When did shifts in reimbursement for home respiratory services begin?
Raoul Smyth: In 1997, Medicare began a series of reimbursement cuts totaling 30 percent for oxygen alone. Under the 2005 Deficit Recovery Act, payments for oxygen equipment were capped after three years, until patients became eligible for new equipment after an additional two years.
By 2013, the Medicare Competitive Bidding Program—mandated by Congress in 2008—was implemented, and rates were reduced by approximately 30 percent more for almost all metropolitan areas. In 2016, Medicare is implementing similar rate cuts for rural areas.
What has the impact of all these changes been on the industry?
Smyth: Only 20 percent of our business is through Part B Medicare, but many of our competitors rely on Part B for 60 percent or more of their business. Those competitors may be losing 20 percent of their revenue this year. Some companies may not survive because they didn’t start adapting to the shifts in reimbursement early enough. We made changes, such as no longer providing certain types of durable medical equipment and de-emphasizing Part B in our sales strategy.
But there seem to be new cuts and new requirements every year, so there’s always an added degree of volatility. Plus, insurers and the government are wringing savings out of the system by finding “imperfections” in the extensive paperwork that’s now required. We can almost always meet the documentation demands, but sometimes the effort costs more than the service we’re trying to be reimbursed for.
“It’s been a very delicate balancing act between what makes sense from a business perspective, what’s required by insurers and regulators, and staying true to one of our major goals: enabling patients to be cared for at home, not in the hospital.”
How are patients affected?
Smyth: Many managed care plans now have such high deductibles that patients never receive any reimbursement unless they get very sick. We often end up billing them directly throughout an entire year.
As a result, we’ve revised our bills to be easier to understand, we provide better online resources, and we work more efficiently to resolve customer complaints—we get twenty times more calls about billing than we used to.
We’ve also had to strengthen our patient agreements and educational materials in order to help patients understand their financial responsibilities in this environment.
With such long-term downward pressure on pricing, how does Apria continue to be successful?
Smyth: We adapted over time until we formalized our Apria Essential Care Model.
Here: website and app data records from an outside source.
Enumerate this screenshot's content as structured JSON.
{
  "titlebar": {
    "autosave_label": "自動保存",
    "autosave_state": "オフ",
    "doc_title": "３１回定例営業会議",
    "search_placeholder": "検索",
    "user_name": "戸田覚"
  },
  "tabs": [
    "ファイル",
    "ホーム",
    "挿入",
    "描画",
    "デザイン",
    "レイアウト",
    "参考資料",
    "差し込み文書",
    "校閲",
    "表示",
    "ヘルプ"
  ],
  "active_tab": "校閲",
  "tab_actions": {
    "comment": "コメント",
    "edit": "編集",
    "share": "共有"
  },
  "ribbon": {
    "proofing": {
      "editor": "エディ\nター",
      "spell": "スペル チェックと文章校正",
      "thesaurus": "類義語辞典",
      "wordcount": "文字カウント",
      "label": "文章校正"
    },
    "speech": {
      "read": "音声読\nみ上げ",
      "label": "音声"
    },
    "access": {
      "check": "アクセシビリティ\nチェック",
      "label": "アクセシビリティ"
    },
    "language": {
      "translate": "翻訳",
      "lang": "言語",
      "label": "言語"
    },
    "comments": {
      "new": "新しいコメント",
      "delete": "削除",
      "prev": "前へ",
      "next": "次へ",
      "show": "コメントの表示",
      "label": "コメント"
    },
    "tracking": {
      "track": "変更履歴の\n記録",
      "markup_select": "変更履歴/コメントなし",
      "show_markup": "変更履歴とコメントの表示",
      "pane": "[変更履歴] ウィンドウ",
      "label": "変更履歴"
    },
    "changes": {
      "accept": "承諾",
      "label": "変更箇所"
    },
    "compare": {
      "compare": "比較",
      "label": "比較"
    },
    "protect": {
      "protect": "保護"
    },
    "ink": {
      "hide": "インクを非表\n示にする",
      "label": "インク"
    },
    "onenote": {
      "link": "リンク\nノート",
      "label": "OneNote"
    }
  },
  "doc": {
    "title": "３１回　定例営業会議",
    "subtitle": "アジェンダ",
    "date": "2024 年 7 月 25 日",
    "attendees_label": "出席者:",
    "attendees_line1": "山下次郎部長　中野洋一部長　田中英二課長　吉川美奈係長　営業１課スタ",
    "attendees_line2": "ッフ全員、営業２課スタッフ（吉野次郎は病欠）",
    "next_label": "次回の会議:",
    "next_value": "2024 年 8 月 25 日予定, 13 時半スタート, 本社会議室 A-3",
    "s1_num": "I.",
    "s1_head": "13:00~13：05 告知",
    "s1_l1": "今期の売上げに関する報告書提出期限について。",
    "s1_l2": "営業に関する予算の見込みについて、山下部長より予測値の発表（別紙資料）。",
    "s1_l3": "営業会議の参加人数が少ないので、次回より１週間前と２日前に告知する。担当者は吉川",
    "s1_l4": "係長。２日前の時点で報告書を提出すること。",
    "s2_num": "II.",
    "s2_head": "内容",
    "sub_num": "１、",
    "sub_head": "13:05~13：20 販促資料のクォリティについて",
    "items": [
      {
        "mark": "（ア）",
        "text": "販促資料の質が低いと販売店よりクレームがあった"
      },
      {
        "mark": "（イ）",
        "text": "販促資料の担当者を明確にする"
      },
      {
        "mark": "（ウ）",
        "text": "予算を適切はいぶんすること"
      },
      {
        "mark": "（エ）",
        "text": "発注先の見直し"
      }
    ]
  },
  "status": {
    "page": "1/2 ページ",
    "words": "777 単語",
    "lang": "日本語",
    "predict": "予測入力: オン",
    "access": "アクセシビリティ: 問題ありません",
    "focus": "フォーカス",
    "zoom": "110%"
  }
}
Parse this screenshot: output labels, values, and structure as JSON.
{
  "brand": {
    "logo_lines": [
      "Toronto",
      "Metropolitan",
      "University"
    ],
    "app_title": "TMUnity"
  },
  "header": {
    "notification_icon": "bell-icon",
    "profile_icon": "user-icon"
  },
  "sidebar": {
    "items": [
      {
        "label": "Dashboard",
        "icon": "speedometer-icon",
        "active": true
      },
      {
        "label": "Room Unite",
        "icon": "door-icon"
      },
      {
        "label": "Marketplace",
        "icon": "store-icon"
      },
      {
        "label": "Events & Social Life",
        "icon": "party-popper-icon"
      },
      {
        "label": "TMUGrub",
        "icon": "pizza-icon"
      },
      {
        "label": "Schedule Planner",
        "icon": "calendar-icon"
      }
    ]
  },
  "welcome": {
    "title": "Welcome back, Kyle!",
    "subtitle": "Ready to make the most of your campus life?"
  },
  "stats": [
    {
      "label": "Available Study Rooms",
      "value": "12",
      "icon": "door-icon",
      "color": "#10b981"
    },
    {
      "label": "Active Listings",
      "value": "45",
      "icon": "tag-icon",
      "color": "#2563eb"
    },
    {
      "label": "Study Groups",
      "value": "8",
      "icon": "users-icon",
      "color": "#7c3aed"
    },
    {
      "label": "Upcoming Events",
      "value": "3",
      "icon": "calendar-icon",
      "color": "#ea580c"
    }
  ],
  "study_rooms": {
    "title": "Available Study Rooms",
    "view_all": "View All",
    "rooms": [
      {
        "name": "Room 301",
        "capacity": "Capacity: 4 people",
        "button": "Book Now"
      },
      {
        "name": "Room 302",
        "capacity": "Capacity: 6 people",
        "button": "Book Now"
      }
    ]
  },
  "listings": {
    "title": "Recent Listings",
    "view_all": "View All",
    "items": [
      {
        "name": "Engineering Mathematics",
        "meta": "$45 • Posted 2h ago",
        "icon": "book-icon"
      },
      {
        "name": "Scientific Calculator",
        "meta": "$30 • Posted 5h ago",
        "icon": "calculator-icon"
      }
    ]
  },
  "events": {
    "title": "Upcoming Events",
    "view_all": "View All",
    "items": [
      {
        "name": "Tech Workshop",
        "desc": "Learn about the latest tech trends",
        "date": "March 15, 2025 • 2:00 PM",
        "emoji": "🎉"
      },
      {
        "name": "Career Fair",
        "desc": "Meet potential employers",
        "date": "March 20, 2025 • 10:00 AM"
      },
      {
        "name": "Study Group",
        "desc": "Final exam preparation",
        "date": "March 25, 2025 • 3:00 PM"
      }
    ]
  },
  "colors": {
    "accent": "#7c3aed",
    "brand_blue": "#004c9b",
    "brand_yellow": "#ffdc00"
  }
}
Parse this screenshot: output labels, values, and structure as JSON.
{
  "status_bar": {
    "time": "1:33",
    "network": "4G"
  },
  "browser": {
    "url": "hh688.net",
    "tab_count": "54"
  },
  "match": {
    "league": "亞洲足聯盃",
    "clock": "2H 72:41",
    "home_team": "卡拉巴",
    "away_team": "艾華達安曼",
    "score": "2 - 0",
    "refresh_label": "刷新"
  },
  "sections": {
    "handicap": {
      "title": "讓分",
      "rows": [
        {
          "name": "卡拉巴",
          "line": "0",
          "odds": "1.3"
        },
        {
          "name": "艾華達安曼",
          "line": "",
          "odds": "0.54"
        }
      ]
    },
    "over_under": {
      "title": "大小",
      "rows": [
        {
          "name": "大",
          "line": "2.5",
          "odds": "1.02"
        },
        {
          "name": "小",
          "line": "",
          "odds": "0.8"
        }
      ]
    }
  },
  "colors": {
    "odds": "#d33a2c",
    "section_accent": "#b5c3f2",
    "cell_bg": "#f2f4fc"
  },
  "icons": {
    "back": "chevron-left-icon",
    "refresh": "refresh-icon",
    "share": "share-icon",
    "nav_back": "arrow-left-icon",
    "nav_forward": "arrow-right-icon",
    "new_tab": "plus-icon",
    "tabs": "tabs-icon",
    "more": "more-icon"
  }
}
It provides a consistent clinical approach for complying with all Medicare and insurance protocols and requirements while simultaneously providing necessary levels of home care and support to patients and customers.
How does Apria’s service compare to what you offered in 1997?
Smyth: It’s not as high-touch as it used to be, but we’ve added more technologically advanced equipment that still allows patients comparable levels of service.
We’ve also worked hard to make our delivery process more efficient and consistent. We relinquished some unprofitable portions of the durable medical-equipment business, but have invested more in advanced-equipment technology.
We also expanded our respiratory care lines for patients using high-acuity equipment. It’s been a very delicate balancing act between what makes sense from a business perspective, what’s required by insurers and regulators, and staying true to one of our major goals: enabling patients to be cared for at home, not in the hospital.
How large of a role has improving basic efficiencies played?
Smyth: The new environment has made that absolutely essential. The challenge, of course, is doing it without compromising patient care. We’ve outsourced some back-office operations and consolidated customer service and revenue management to a few centralized locations. That’s standardized our processing and billing and enabled our 300 branches to focus more on equipment delivery, support, and clinical care.
Has technical innovation played a role as well?
Smyth: It has. One example is ApriaLink, a proprietary portal that allows referral sources to track the status of their patient orders, setups, and deliveries. It’s also a channel for addressing support documentation issues. At present, we’re the only company in the industry offering this feature.
What do you think would help stabilize the industry and the pricing structures?
Smyth: There are many, many different elements that have created the current situation, but part of the problem is that the legal structure around billing and payments is still based on the old low deductibles. Until that’s corrected, it will continue to be difficult to adapt to all the other ongoing changes.